Component data from apps and pages
++++++++++

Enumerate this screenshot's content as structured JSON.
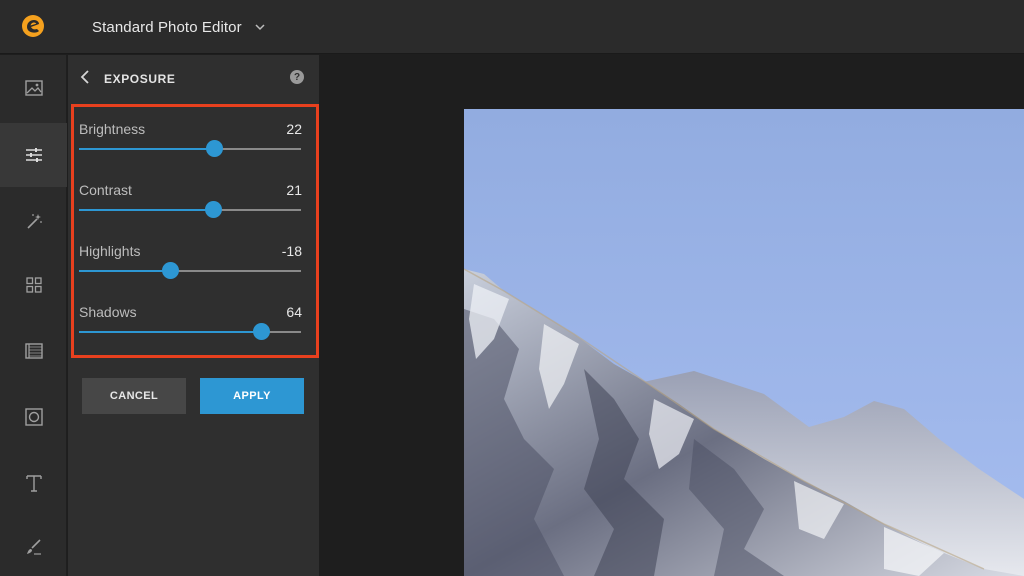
{
  "app": {
    "title": "Standard Photo Editor",
    "accent": "#2d97d3",
    "logo_color": "#f5a11e"
  },
  "toolbar": {
    "tools": [
      {
        "name": "image",
        "icon": "image-icon",
        "active": false
      },
      {
        "name": "adjust",
        "icon": "sliders-icon",
        "active": true
      },
      {
        "name": "effects",
        "icon": "magic-wand-icon",
        "active": false
      },
      {
        "name": "frames",
        "icon": "grid-icon",
        "active": false
      },
      {
        "name": "textures",
        "icon": "film-icon",
        "active": false
      },
      {
        "name": "overlays",
        "icon": "circle-frame-icon",
        "active": false
      },
      {
        "name": "text",
        "icon": "text-icon",
        "active": false
      },
      {
        "name": "draw",
        "icon": "brush-icon",
        "active": false
      }
    ]
  },
  "panel": {
    "title": "EXPOSURE",
    "help_icon": "question-icon",
    "highlight_color": "#e8401e",
    "sliders": [
      {
        "label": "Brightness",
        "value": "22",
        "level": 22
      },
      {
        "label": "Contrast",
        "value": "21",
        "level": 21
      },
      {
        "label": "Highlights",
        "value": "-18",
        "level": -18
      },
      {
        "label": "Shadows",
        "value": "64",
        "level": 64
      }
    ],
    "cancel_label": "CANCEL",
    "apply_label": "APPLY"
  }
}
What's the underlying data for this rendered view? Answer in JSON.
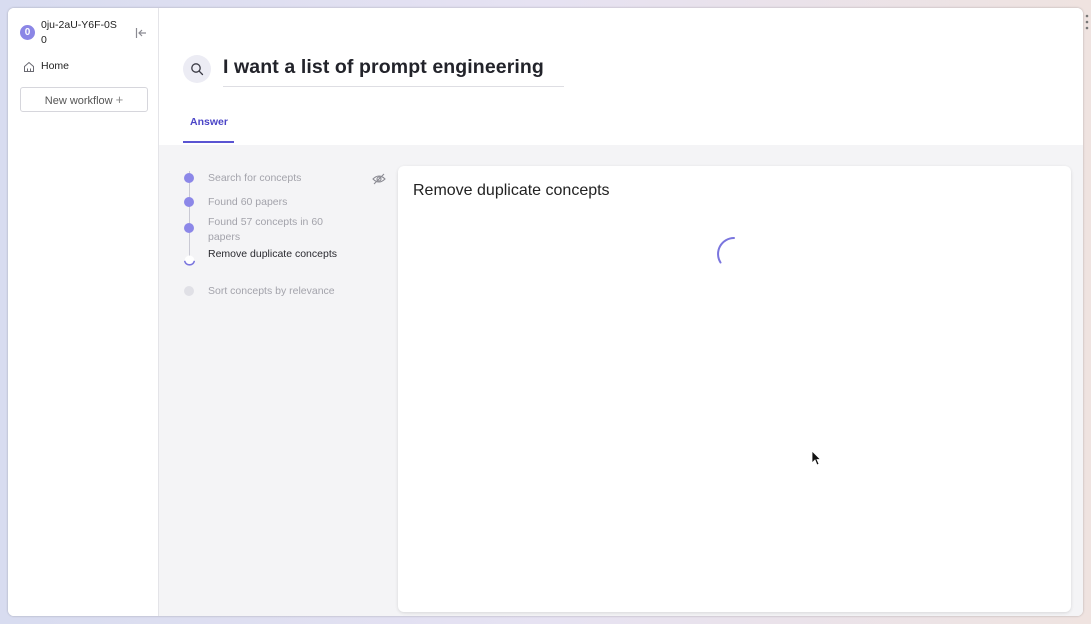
{
  "sidebar": {
    "workspace_initial": "0",
    "workspace_name": "0ju-2aU-Y6F-0S0",
    "collapse_icon": "collapse-left-icon",
    "home_label": "Home",
    "home_icon": "home-icon",
    "new_workflow_label": "New workflow",
    "new_workflow_icon": "+"
  },
  "header": {
    "search_icon": "search-icon",
    "query": "I want a list of prompt engineering"
  },
  "tabs": [
    {
      "label": "Answer",
      "active": true
    }
  ],
  "steps": [
    {
      "label": "Search for concepts",
      "status": "done"
    },
    {
      "label": "Found 60 papers",
      "status": "done"
    },
    {
      "label": "Found 57 concepts in 60 papers",
      "status": "done"
    },
    {
      "label": "Remove duplicate concepts",
      "status": "in-progress"
    },
    {
      "label": "Sort concepts by relevance",
      "status": "pending"
    }
  ],
  "panel": {
    "title": "Remove duplicate concepts",
    "loading": true
  },
  "colors": {
    "accent": "#5a54d2",
    "step_done": "#8c87e8",
    "step_pending": "#e0e0e6",
    "spinner": "#7a75de"
  }
}
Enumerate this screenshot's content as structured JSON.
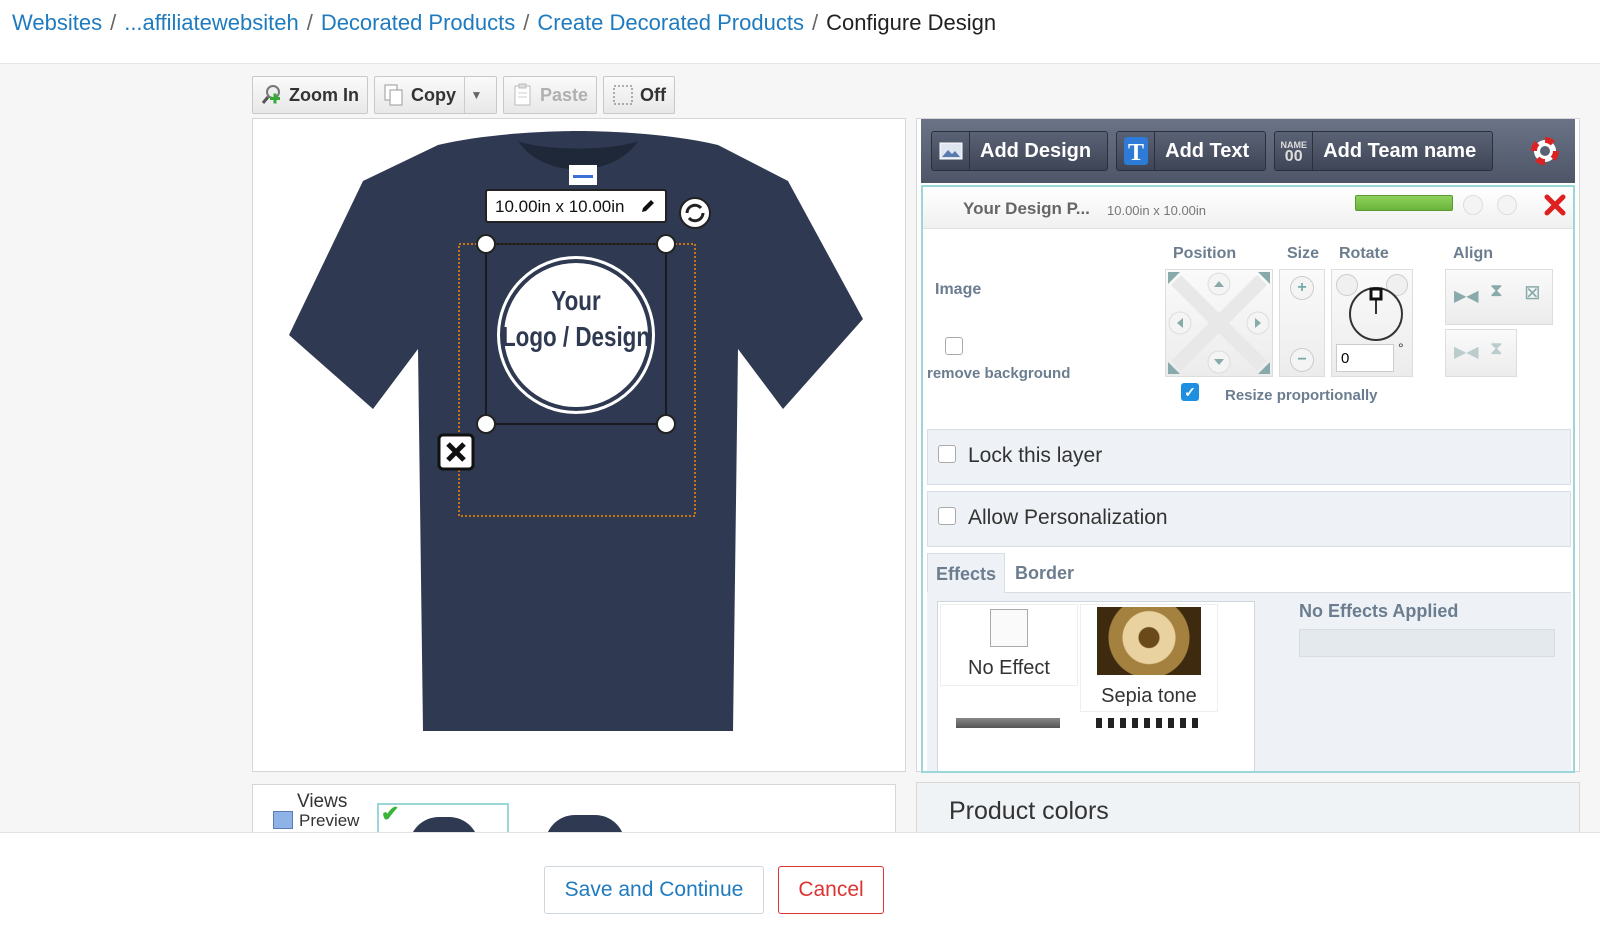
{
  "breadcrumb": {
    "items": [
      "Websites",
      "...affiliatewebsiteh",
      "Decorated Products",
      "Create Decorated Products"
    ],
    "current": "Configure Design",
    "separator": "/"
  },
  "toolbar": {
    "zoom_in": "Zoom In",
    "copy": "Copy",
    "paste": "Paste",
    "off": "Off"
  },
  "canvas": {
    "size_label": "10.00in x 10.00in",
    "logo_line1": "Your",
    "logo_line2": "Logo / Design",
    "shirt_color": "#2f3a52"
  },
  "designer": {
    "add_design": "Add Design",
    "add_text": "Add Text",
    "add_team_name": "Add Team name",
    "team_icon_top": "NAME",
    "team_icon_bottom": "00"
  },
  "layer": {
    "title": "Your Design P...",
    "dims": "10.00in x 10.00in",
    "image_label": "Image",
    "remove_bg": "remove background",
    "position": "Position",
    "size": "Size",
    "rotate": "Rotate",
    "align": "Align",
    "rotate_value": "0",
    "degree": "°",
    "resize_prop": "Resize proportionally",
    "lock": "Lock this layer",
    "personalize": "Allow Personalization",
    "tab_effects": "Effects",
    "tab_border": "Border",
    "no_effect": "No Effect",
    "sepia": "Sepia tone",
    "no_effects_applied": "No Effects Applied"
  },
  "views": {
    "line1": "Views",
    "line2": "Preview"
  },
  "product_colors": "Product colors",
  "footer": {
    "save": "Save and Continue",
    "cancel": "Cancel"
  },
  "colors": {
    "link": "#1f7bbf",
    "accent": "#9bd6d8",
    "danger": "#dd3333"
  }
}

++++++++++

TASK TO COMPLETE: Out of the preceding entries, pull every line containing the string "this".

RESPONSE TO THE EXERCISE:
Enumerate this screenshot's content as structured JSON.
What's the underlying data for this rendered view? Answer in JSON.
Enumerate this screenshot's content as structured JSON.
    "lock": "Lock this layer",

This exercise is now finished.